The discovery of a lone star tick near London, Ontario is yet another reason people should be on the lookout for ticks on themselves and their pets.
A London veterinarian removed a lone star tick from a client’s cat in late June. This isn’t the first lone star tick, which is named for the white spot on its back, found in Ontario.
Between 1967 and 1977, there was one submitted per year in Ontario. That number doubled from 1999 to 2014, and averaged about 38 per year from 2005 to 2010, peaking at 83 in 2017. There were 74 confirmed in 2018.
Bug not established
“Currently, there is no evidence of the presence of established lone star tick populations in Ontario,” said Public Health Ontario entomologist Mark Nelder. “They enter the province on people and their animals returning to Ontario after travel to the USA. Another way they can enter the province is on migratory birds. Lone star ticks can drop off into the environment when migratory birds enter Ontario.”
He said the ticks are known to carry several pathogens, including human ehrlichiosis (which causes flu-like symptons) and galactose-alpha-1, 3 galactose (alpha-gal), which causes red meat allergy.

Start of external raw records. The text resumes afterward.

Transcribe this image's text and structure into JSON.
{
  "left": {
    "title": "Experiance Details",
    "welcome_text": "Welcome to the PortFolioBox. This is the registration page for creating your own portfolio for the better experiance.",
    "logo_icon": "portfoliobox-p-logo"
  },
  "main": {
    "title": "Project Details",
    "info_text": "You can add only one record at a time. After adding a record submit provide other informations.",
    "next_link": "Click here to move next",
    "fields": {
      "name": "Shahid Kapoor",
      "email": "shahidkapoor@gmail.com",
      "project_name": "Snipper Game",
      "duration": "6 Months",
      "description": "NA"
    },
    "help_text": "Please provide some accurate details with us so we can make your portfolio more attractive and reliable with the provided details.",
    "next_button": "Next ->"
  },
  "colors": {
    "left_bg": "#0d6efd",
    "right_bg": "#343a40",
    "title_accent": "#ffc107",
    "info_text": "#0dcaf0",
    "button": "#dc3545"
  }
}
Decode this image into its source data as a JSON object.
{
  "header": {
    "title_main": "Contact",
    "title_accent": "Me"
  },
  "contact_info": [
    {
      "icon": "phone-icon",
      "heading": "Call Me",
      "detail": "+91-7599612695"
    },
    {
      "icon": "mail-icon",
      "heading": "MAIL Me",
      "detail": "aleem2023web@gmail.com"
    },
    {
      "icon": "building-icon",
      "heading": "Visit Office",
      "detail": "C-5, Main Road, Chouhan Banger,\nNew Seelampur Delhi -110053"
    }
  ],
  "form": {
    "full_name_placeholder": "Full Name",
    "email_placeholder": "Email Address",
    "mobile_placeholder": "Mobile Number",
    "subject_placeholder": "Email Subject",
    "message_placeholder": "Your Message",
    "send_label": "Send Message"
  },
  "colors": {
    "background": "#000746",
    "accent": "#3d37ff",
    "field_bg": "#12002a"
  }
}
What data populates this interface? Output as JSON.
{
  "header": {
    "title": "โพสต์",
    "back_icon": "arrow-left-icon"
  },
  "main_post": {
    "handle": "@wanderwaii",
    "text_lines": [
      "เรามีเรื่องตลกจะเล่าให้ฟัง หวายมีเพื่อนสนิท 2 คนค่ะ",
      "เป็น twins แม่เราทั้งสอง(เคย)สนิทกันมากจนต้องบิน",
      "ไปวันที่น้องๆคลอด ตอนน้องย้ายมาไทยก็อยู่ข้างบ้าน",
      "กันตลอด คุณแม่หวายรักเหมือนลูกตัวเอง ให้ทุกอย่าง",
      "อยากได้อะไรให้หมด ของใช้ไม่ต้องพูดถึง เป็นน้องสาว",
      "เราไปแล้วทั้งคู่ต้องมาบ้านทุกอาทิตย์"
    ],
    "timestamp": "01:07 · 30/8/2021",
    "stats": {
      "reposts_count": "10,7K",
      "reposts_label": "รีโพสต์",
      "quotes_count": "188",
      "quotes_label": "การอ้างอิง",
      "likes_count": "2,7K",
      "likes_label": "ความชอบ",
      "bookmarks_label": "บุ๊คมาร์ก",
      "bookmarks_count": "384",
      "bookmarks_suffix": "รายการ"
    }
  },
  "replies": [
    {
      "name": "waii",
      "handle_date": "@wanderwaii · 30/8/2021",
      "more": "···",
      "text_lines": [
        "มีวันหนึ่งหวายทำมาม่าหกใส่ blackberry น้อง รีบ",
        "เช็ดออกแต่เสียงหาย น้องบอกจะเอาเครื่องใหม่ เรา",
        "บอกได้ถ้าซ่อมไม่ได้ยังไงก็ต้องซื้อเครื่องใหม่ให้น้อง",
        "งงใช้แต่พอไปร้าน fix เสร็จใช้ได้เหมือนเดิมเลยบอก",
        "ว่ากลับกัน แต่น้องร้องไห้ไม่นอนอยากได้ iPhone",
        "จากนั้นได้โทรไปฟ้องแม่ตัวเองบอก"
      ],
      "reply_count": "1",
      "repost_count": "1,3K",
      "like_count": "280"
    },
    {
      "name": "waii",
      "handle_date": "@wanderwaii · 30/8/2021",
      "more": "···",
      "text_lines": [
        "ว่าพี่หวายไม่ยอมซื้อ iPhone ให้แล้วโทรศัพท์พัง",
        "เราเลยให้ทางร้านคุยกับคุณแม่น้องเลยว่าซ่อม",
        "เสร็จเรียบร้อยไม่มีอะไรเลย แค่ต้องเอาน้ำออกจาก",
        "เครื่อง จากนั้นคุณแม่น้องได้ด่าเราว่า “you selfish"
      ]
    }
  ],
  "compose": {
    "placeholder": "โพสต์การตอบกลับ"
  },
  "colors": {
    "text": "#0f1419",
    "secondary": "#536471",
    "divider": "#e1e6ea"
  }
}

When asked if growing numbers of reports were indicative of them becoming established in the province, Nelder replied, “Historically, lone star ticks have been spreading north in the USA, so we expect this tick to become established in Ontario in the future.”